Turfgrass Alternatives for Low-Maintenance Lawns

Categories|Garden 101
Turfgrass Alternatives for Low-Maintenance Lawns

If you’re not managing a golf course, there’s no earthly reason your lawn has to be a perfect swathe of green comprising one species of grass.

Rethink the lawn! Say goodbye to watering once a week, weeding and feeding, and spending your precious weekend pushing a lawn mower. Say hello to a space of close-cut green that looks pretty, supports bees and butterflies, and still leaves you room to play.

Turfgrass alternatives for low-maintenance lawns

Choosing an Alternative to Turfgrass

Instead of thinking about what the lawn is “supposed to” look like, think about why you want it. In your garden, what purpose do you want your lawn to serve?

  • A place for kids and dogs to play?
  • Room for picnics and sunning?
  • Space for your eye to rest among busy borders?

If you have lots of room devoted to lawn that is never walked on or played on, it might be time to replace that lawn with a more suitable groundcover. The right groundcover can increase biological diversity in your garden while reducing the need for maintenance. Check out some of our favorites here.

But let’s assume you need at least some lawn that can take foot traffic. Here are some great options.

Loosen Up Your Existing Lawn

Practice smart, organic lawn care. Raise your lawn mower deck to 3″ to encourage grass rather than weeds. Leave clippings on the lawn. Improve the soil. Water the lawn only when it starts to look stressed. If you do nothing but this, you can improve the health of your lawn while dramatically reducing your environmental impact.

Create a Mixed-Species Lawn

A lawn is just a space with close cut greenery, and there’s no rule that the greenery has to be a single species of grass. Allow broad-leafed “weeds” like clover, plantain, and violets into your lawn. Because all these plants are green, a pass with the lawnmower that knocks the flower heads off everything tidies the space quickly.

Yes, this look takes some getting used to, especially if you’ve been waging war on dandelions for years. But dandelions are an early food for pollinators, a bright splash of yellow in spring, and edible for humans. They bloom and seed in one big push in spring, then more or less subside to the occasional appearance the rest of the year. Maybe it’s time to make peace with them.

Clover substitutes for turf grass in this lawn

Use Miniclover

One of our favorite substitutes for turfgrass in the lawn is Miniclover from Outside Pride. This dwarf form of white clover (Trifolium reptans) only gets about 4″ to 6″ high. Like all clovers, it actually improves the soil by returning nitrogen to the ground. We’ve used it several ways:

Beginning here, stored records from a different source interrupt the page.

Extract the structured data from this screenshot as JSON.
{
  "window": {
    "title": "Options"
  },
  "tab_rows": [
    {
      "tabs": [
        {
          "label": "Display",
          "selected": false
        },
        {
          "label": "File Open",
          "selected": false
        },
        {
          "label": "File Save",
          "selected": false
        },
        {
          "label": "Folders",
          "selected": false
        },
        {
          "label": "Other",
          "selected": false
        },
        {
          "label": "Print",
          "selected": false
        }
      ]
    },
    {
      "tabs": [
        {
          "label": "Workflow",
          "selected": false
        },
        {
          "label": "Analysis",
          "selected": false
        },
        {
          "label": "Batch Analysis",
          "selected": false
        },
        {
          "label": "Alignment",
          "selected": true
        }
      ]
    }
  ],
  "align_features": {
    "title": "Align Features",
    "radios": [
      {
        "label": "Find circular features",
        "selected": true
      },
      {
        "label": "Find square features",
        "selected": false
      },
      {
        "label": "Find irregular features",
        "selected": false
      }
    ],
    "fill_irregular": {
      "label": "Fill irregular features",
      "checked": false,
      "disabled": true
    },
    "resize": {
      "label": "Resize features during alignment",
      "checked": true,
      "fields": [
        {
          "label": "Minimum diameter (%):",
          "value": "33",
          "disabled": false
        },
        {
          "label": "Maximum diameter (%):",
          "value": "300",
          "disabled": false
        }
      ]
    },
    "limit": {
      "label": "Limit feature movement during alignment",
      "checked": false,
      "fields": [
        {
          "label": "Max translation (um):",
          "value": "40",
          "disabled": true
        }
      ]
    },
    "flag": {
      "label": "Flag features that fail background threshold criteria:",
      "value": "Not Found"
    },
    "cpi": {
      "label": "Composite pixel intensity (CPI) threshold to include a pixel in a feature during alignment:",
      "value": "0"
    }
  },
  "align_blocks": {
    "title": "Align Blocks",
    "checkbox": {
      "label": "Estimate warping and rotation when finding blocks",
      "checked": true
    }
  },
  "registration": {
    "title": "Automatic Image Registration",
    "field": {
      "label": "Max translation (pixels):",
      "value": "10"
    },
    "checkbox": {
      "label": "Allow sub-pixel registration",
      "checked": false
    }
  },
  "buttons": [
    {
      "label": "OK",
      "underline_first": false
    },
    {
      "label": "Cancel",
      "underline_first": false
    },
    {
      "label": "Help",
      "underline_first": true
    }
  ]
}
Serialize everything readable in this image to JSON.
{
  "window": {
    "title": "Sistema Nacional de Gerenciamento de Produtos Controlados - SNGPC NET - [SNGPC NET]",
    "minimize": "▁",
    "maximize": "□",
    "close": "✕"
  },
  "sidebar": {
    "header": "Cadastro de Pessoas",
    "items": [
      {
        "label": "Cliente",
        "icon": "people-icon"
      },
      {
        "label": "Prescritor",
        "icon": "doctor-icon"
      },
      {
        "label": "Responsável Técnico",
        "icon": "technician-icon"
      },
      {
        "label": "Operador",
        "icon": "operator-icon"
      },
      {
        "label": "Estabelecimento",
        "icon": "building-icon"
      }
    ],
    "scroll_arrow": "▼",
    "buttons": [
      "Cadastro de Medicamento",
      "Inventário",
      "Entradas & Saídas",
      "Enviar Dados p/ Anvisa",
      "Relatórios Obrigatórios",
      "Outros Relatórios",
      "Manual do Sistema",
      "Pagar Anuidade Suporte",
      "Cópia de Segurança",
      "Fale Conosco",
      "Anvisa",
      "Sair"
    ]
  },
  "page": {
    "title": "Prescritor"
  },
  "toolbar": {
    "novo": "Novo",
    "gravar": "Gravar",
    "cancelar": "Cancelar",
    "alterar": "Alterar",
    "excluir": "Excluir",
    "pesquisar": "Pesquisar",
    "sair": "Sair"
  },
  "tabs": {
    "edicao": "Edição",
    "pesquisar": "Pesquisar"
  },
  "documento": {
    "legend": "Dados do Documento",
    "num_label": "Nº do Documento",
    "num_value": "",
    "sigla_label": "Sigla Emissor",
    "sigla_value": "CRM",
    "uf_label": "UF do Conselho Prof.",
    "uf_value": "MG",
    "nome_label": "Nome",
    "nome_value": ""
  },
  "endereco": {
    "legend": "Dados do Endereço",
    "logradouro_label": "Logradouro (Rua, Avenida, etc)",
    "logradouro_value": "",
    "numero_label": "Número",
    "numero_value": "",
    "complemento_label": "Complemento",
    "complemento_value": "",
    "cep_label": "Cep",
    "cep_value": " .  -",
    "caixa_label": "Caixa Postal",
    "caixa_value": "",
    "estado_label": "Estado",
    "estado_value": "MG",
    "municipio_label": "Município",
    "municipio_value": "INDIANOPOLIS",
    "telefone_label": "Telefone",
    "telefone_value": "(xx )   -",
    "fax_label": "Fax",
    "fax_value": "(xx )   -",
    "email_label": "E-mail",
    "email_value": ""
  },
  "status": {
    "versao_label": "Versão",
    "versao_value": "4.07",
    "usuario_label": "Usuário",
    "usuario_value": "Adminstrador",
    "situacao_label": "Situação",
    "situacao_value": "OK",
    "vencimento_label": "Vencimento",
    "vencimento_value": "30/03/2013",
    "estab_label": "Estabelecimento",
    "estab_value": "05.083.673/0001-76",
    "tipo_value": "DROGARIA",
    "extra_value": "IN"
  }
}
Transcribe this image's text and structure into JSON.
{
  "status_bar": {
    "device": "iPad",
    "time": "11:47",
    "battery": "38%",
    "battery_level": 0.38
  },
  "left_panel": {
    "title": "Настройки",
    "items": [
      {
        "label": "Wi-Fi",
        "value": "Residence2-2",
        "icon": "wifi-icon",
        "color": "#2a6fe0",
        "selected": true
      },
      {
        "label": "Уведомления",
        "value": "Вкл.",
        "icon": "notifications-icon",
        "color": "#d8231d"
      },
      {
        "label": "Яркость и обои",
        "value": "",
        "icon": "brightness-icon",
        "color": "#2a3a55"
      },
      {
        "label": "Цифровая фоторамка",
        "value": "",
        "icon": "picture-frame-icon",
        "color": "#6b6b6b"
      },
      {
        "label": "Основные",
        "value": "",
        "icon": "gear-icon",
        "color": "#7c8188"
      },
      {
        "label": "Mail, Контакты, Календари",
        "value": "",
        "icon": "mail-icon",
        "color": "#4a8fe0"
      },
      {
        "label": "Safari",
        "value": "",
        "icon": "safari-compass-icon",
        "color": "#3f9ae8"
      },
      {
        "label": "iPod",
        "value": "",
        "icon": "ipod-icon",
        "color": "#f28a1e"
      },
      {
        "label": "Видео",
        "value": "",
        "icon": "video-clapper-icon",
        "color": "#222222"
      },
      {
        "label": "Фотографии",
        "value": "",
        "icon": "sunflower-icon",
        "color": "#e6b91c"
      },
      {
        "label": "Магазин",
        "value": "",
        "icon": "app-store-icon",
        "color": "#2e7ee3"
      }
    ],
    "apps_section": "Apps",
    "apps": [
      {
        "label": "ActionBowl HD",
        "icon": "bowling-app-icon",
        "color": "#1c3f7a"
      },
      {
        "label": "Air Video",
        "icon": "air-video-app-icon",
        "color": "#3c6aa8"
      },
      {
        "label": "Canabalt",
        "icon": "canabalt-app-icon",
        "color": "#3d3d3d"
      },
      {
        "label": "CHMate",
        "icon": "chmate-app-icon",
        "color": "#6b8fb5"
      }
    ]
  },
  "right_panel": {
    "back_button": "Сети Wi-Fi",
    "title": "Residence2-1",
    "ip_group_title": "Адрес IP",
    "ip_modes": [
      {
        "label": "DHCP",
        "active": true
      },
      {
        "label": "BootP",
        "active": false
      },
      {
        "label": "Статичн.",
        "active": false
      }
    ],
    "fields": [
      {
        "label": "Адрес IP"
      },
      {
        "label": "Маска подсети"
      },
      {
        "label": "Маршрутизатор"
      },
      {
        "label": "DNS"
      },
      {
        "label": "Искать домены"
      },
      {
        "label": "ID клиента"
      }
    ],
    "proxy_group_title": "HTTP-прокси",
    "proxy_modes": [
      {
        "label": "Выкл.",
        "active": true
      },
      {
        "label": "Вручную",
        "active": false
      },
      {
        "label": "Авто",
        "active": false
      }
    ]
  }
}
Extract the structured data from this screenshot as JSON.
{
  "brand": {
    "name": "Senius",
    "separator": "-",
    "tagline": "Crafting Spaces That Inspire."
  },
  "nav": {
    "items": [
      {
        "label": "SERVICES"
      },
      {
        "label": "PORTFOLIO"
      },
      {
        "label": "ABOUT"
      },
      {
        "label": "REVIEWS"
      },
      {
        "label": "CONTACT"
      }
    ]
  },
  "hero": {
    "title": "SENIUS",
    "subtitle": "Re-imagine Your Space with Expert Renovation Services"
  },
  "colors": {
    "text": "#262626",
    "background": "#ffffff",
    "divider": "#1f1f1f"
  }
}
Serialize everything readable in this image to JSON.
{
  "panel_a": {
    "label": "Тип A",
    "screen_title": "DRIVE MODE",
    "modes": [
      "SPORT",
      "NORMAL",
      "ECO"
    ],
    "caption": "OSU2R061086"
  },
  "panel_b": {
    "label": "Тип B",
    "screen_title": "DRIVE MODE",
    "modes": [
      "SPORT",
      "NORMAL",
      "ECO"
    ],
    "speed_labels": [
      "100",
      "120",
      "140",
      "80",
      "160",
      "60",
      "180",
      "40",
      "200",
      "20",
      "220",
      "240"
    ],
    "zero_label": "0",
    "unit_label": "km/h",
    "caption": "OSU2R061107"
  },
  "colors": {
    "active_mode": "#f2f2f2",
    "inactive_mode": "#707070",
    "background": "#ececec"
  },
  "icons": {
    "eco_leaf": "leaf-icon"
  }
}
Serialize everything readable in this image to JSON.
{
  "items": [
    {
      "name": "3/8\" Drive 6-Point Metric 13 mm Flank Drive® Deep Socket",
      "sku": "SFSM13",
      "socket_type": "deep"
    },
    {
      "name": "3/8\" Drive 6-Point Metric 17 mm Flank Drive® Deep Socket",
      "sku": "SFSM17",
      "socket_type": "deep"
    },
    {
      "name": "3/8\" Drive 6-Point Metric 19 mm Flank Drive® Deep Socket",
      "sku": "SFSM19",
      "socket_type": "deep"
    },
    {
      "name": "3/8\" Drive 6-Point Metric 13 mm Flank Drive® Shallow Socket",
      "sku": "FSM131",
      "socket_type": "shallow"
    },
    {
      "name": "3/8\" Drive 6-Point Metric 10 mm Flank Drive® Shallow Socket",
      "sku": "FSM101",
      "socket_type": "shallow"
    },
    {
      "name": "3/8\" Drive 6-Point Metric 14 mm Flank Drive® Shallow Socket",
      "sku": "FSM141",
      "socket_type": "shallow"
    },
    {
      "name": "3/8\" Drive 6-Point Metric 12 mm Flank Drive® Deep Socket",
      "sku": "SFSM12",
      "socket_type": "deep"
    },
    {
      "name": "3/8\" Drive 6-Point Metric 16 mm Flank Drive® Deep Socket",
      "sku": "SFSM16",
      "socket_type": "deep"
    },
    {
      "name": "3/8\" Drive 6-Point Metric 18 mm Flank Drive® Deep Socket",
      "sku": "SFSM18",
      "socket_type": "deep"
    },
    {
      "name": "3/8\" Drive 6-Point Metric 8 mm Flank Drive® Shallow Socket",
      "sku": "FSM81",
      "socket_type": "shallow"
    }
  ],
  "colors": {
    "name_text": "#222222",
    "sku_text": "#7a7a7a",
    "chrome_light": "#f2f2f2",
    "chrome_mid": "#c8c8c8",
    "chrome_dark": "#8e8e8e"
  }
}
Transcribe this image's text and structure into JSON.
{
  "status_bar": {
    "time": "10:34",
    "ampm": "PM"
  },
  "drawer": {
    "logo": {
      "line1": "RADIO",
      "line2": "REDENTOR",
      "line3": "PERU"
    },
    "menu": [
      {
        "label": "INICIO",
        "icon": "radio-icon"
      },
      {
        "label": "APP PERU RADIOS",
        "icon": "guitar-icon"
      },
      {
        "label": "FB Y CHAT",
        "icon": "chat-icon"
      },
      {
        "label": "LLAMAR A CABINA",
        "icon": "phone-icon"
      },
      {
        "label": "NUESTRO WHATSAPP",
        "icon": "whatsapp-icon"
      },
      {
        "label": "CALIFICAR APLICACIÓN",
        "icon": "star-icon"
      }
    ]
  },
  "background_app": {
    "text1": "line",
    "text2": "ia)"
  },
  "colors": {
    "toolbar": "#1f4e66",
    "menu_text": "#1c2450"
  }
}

  • Include it in your existing lawn at about 2% to 5% coverage. The clover quickly fills in bare spots, muscling out weeds. Until the rise of the modern lawn-care industry, lawn mixes always included clover, which stays green and returns nitrogen to the soil.
  • Use it alone as a clover lawn. In full sun to part sun, Miniclover works as a thick, effective lawn (shown in the photo above). It takes cutting well, so you can cut it down to whatever height you want. If you don’t want to mow at all, it will flower for about a month in summer, providing loads of food for bees.
  • Use it as a cover crop to improve the soil before planting something else. In particularly rough spots, we use Miniclover as a temporary groundcover for a year. The following year, we till the clover in and rake the bed smooth before planting or sowing seed. (Amy M is currently using this trick to rehab her front garden after sewer work. She’s sowing clover for a year as the ground settles, before she returns the space to a meadow planting next year.)

Plant Sedges

Grass-like sedges (Carex spp.) are a particularly good choice here in Indiana. Unlike our native ornamental grasses, which tend to be large and universally prefer full sun, native sedges are available in a range of heights and adapted for every light and moisture combination.

Even the lowest-growing sedges will get at least 6″ to 12″ tall, which makes them taller than cut turfgrass. However, the ones we recommend here can be mown down to about 3″ or 4″ in height one to three times a year. Or if you prefer, just cut them back once in the spring to tidy them up, then let them grow the rest of the season.

  • Lawn sedge (Carex leavenworthii) 6″ tall. Full sun to full shade; medium to dry soil; moderate foot traffic. Can be mown to 3″ to  4″ tall one to three times a year for a lawn.
  • Pennsylvania sedge (Carex pennsylvania): 16″ tall. Part sun to full shade; medium to dry soil; moderate foot traffic. Can be mown to 3″ to  4″ tall one to three times a year for a lawn.
  • Texas sedge (Carex texensis): 6″ tall. Full sun to full shade; dry to moist soil; light foot traffic. Can be mown to 3″ to  4″ tall one to three times a year for a lawn.

For more variety, you can create a meadow by interplanting your sedges with flowering annuals and perennials. For structure and weed control purposes, sedges should make up at least 50% of your meadow. If you create a meadow, just cut everything down in the spring, rather than mowing repeatedly.

Ready to rethink your lawn?

We can help! Contact us for a free estimate.